──────── PROVIDED DATA
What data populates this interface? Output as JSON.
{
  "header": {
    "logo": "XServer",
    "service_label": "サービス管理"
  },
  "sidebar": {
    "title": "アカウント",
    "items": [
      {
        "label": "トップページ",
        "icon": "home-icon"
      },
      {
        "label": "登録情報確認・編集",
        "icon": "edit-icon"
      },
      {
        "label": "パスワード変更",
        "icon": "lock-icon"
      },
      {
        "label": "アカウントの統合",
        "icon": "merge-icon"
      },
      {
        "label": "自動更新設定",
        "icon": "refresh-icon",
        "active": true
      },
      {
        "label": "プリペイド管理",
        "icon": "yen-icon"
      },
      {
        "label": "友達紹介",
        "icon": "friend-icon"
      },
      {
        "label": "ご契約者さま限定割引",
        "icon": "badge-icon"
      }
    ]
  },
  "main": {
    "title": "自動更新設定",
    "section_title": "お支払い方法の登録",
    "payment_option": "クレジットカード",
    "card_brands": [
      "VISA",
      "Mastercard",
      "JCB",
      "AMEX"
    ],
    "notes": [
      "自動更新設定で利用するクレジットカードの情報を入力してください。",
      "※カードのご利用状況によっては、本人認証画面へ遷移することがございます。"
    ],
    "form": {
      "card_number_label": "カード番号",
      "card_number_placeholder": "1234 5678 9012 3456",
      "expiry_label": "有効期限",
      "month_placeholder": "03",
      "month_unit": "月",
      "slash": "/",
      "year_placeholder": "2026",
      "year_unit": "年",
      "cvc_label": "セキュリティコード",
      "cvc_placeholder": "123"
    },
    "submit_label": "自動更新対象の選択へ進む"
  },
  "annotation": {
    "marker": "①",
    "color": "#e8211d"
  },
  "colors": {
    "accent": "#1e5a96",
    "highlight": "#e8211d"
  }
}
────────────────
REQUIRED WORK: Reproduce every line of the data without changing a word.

WRITTEN RESPONSE:
What data populates this interface? Output as JSON.
{
  "header": {
    "logo": "XServer",
    "service_label": "サービス管理"
  },
  "sidebar": {
    "title": "アカウント",
    "items": [
      {
        "label": "トップページ",
        "icon": "home-icon"
      },
      {
        "label": "登録情報確認・編集",
        "icon": "edit-icon"
      },
      {
        "label": "パスワード変更",
        "icon": "lock-icon"
      },
      {
        "label": "アカウントの統合",
        "icon": "merge-icon"
      },
      {
        "label": "自動更新設定",
        "icon": "refresh-icon",
        "active": true
      },
      {
        "label": "プリペイド管理",
        "icon": "yen-icon"
      },
      {
        "label": "友達紹介",
        "icon": "friend-icon"
      },
      {
        "label": "ご契約者さま限定割引",
        "icon": "badge-icon"
      }
    ]
  },
  "main": {
    "title": "自動更新設定",
    "section_title": "お支払い方法の登録",
    "payment_option": "クレジットカード",
    "card_brands": [
      "VISA",
      "Mastercard",
      "JCB",
      "AMEX"
    ],
    "notes": [
      "自動更新設定で利用するクレジットカードの情報を入力してください。",
      "※カードのご利用状況によっては、本人認証画面へ遷移することがございます。"
    ],
    "form": {
      "card_number_label": "カード番号",
      "card_number_placeholder": "1234 5678 9012 3456",
      "expiry_label": "有効期限",
      "month_placeholder": "03",
      "month_unit": "月",
      "slash": "/",
      "year_placeholder": "2026",
      "year_unit": "年",
      "cvc_label": "セキュリティコード",
      "cvc_placeholder": "123"
    },
    "submit_label": "自動更新対象の選択へ進む"
  },
  "annotation": {
    "marker": "①",
    "color": "#e8211d"
  },
  "colors": {
    "accent": "#1e5a96",
    "highlight": "#e8211d"
  }
}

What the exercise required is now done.